Have you nailed it in your living room and then had a meltdown on stage? Yes? Then you’ve suffered from stage fright.
But stage fright doesn’t require that you be “on stage.” It could strike anytime you have an “audience” of any size. Some dancers get “stage fright” when simply asked to demonstrate a move or technique in front of the class.
Stage fright can also range from one end of the spectrum to the other in severity. It can be anything from annoying to debilitating, causing uncontrollable giggling, sweating, dry mouth, butterflies, shaky legs, feeling like you can’t move or even forgetting cues and routines and vomiting.
Regardless of how it affects each individual dancer, it is a condition that can generally be managed with some pretty simple actions.
It’s all about controlling your body and mind – and therefore your performance.
First of all, if you know you have stage fright, you’re already a step ahead. Being able to predict your feelings means that you can prepare yourself to control them. You can say “I know I’m going to shake like a leaf when Ms. Jones asks me to demonstrate a triple pirouette, but I’m going to take a deep breath and imagine that I’m alone in my bedroom – doing them perfectly.”
To help yourself manage your feelings of stage fright be sure that you:
Breathe. Inhale deeply, exhale slowly. Repeat this until you feel your body relax.
“Feel” every part of your body. Energize your body by being physical with it. Rub your hands together to feel friction generate heat and energy in your palms. Hug yourself and rub your palms up and down your arms – transferring that energy around your body. Think about spreading that energy from the top of your head to the tip of your toes.
See your surroundings. Don’t become the deer in the headlights. Make yourself focus on every element in your environment: the lights, curtains, pointe shoes, costumes and dance bags. Soak in every detail – the colors, textures and shapes – so that you aren’t mentally floating in nervousness but focused on the fine points of the performance ahead.
Put it in perspective. Use faith in what’s bigger than you. Whether it’s spirituality or simply the acceptance that this performance is bigger than you, envision yourself with that perspective. You are a small part of the grand perspective. You’re not unimportant, because every part is important to the success of the whole.
Accept the audience. They are on your side – cheering for you to do well, not to fail. Don’t step in front of them with the feeling that they are your adversaries.

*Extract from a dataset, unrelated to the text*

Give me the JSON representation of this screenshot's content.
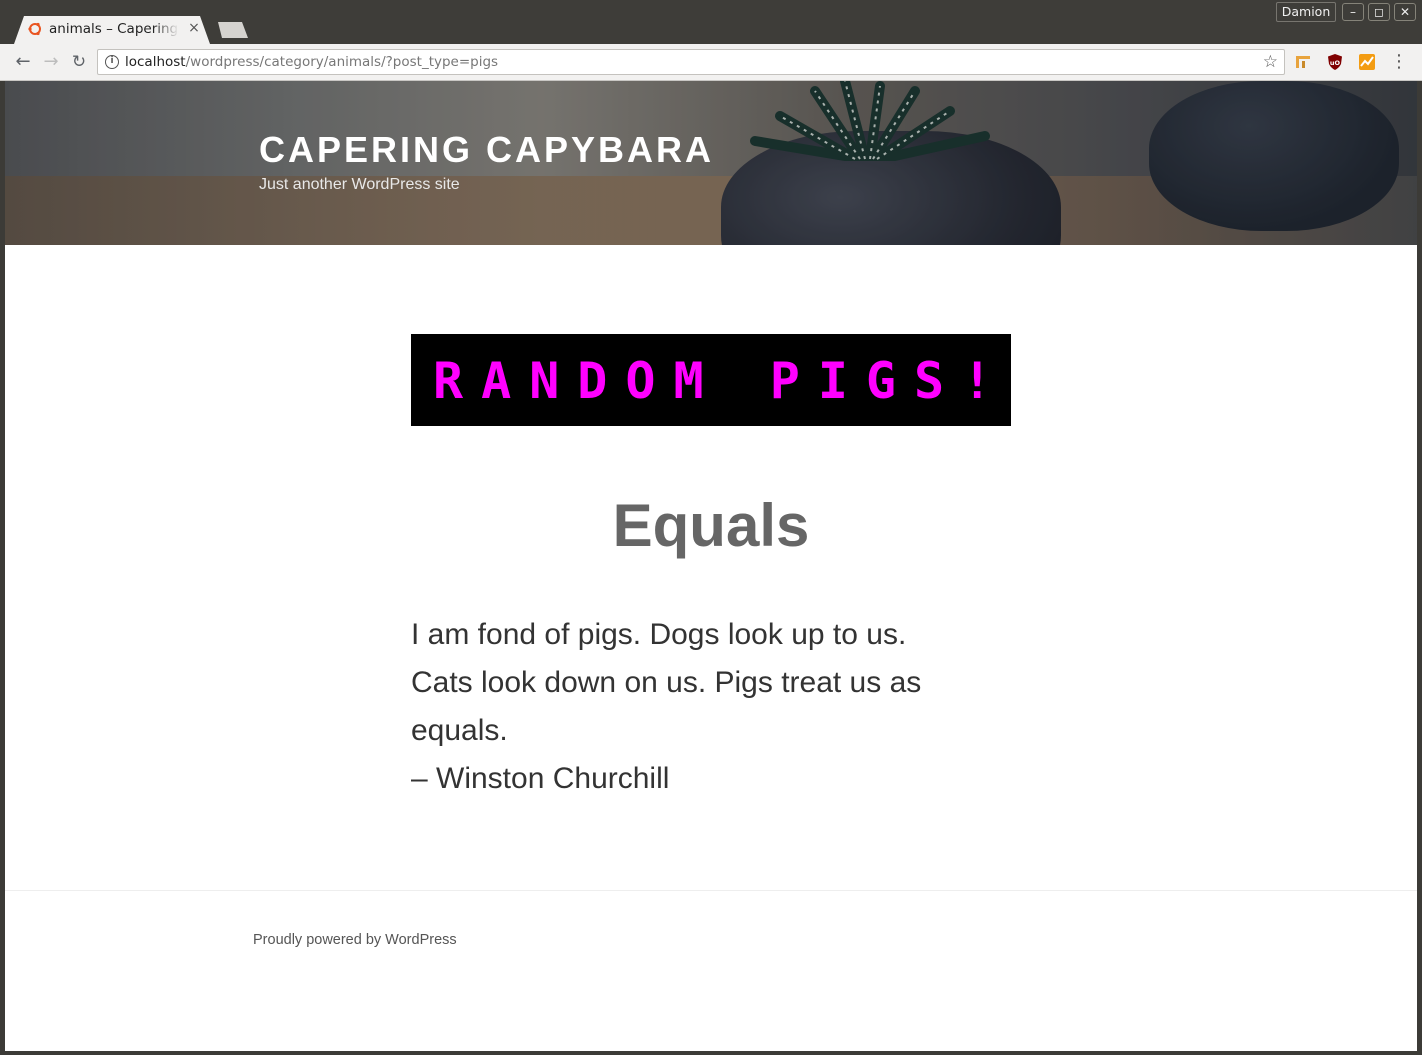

Trust your process. You’ve rehearsed for hours, learning and perfecting steps and routines – fine-tuning the choreography to your body. Performance time is when you must trust the process that you’ve gone through to reach this point.
Visualize your performance. Take yourself through your performance step-by-step. Don’t miss a detail. Many professional golfers use visualization before they tee off and it helps them to hit more accurate shots. Similarly, dancers can use it to visualize themselves nailing leaps and spins. This also helps to keep you in the moment and not in a floating fugue.
Keep it positive. Reduce your anxiety and your potential for mistakes by not visualizing what could happen to foil your performance. Don’t let possible mistakes and missteps enter your mind.
Perform more. The army notes that trainees are frightened the first few times they skydive but loose that feeling with more jumps. Apply this logic. Perform more and you reduce the scary part of stepping in front of the audience.
Plan to celebrate. Your celebration doesn’t have to be elaborate. A favorite meal or treat. A massage. A relaxing moment with a friend. Something that is tangible that will help to remind you that this is just one performance. It is one sparkle in the dazzling lights that make up your dancing life.
Decide on pride. Set your mind before your performance to be proud afterwards for trying your best in your performance no matter what.
Enjoy yourself. Set yourself up for success. Make sure your goal is to enjoy yourself. When you make goals out of the perfection of each move, you allow yourself to relax. And it’s proven that things go better when dancers have enjoying the performance as a goal.
Forgive yourself. Realize that you’re not perfect. You’re human.
Even the most accomplished performers can have stage fright. The reason they appear not to suffer from it is that they’ve learned to take control of it instead of allowing it to control them. Some who perform regularly develop pre-performance “rituals.” Some of their rituals may help you to focus your mind on something other than your nervousness.
- Listen to your iPod – the music you’re performing to or not.
- Close your eyes and do a quick meditation. Visualize yourself succeeding and feeling good on stage can help a lot.
- Do something to get ready. Yoga, Pilates, even push-ups, jumping jacks and leg lifts can help your body prepare. Or simply move around to get your body warm.
- Give yourself space. You don’t have to be chatty before performances. If it works best for you to quiet yourself then find a quiet place and do it.
- Think in affirmations. “I dance from the heart and I am beautiful.” “The audience loves me and I feed off of their energy.” – Whatever works for you.
The most important thing to remember is that you don’t need to do all of these things to gain control of your stage fright. Figure out which work best for you and create your own management process. After all, handling stage fright is as individual as your dancing style!
Michelle Joyce from Cheeky Girls Productions shares her pre-performance exercise tips in a video.
Sources: Dance Advantage, DanceSpirit, Dance Perception, CheekyGirlsProductions